_Task:_ Below are the records; retype each one exactly.
***
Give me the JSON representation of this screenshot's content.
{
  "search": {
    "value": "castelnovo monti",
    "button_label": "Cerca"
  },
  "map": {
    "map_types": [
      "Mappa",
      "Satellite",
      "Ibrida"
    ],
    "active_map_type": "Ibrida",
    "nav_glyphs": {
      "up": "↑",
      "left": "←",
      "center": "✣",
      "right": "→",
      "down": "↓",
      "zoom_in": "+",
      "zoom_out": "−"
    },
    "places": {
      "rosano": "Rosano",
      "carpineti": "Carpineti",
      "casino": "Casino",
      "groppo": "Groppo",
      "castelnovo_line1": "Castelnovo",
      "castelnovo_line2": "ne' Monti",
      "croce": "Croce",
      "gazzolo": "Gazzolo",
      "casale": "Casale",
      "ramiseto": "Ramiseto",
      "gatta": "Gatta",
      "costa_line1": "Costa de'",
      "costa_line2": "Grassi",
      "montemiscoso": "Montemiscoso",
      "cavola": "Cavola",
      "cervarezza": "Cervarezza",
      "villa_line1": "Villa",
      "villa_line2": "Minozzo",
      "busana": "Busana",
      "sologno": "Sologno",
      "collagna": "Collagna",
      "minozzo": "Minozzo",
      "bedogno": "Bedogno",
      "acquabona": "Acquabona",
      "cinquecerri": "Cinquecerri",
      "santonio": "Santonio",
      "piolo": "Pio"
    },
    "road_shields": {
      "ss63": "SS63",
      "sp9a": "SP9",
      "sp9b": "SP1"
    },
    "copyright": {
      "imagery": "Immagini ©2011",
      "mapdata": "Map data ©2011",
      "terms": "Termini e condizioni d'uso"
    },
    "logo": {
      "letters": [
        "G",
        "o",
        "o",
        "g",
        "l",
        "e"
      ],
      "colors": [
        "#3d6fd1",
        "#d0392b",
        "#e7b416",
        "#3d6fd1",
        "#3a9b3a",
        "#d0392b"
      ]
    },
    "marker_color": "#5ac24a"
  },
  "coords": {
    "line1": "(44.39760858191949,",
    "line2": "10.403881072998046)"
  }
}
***
_Your response:_
Give me the JSON representation of this screenshot's content.
{
  "search": {
    "value": "castelnovo monti",
    "button_label": "Cerca"
  },
  "map": {
    "map_types": [
      "Mappa",
      "Satellite",
      "Ibrida"
    ],
    "active_map_type": "Ibrida",
    "nav_glyphs": {
      "up": "↑",
      "left": "←",
      "center": "✣",
      "right": "→",
      "down": "↓",
      "zoom_in": "+",
      "zoom_out": "−"
    },
    "places": {
      "rosano": "Rosano",
      "carpineti": "Carpineti",
      "casino": "Casino",
      "groppo": "Groppo",
      "castelnovo_line1": "Castelnovo",
      "castelnovo_line2": "ne' Monti",
      "croce": "Croce",
      "gazzolo": "Gazzolo",
      "casale": "Casale",
      "ramiseto": "Ramiseto",
      "gatta": "Gatta",
      "costa_line1": "Costa de'",
      "costa_line2": "Grassi",
      "montemiscoso": "Montemiscoso",
      "cavola": "Cavola",
      "cervarezza": "Cervarezza",
      "villa_line1": "Villa",
      "villa_line2": "Minozzo",
      "busana": "Busana",
      "sologno": "Sologno",
      "collagna": "Collagna",
      "minozzo": "Minozzo",
      "bedogno": "Bedogno",
      "acquabona": "Acquabona",
      "cinquecerri": "Cinquecerri",
      "santonio": "Santonio",
      "piolo": "Pio"
    },
    "road_shields": {
      "ss63": "SS63",
      "sp9a": "SP9",
      "sp9b": "SP1"
    },
    "copyright": {
      "imagery": "Immagini ©2011",
      "mapdata": "Map data ©2011",
      "terms": "Termini e condizioni d'uso"
    },
    "logo": {
      "letters": [
        "G",
        "o",
        "o",
        "g",
        "l",
        "e"
      ],
      "colors": [
        "#3d6fd1",
        "#d0392b",
        "#e7b416",
        "#3d6fd1",
        "#3a9b3a",
        "#d0392b"
      ]
    },
    "marker_color": "#5ac24a"
  },
  "coords": {
    "line1": "(44.39760858191949,",
    "line2": "10.403881072998046)"
  }
}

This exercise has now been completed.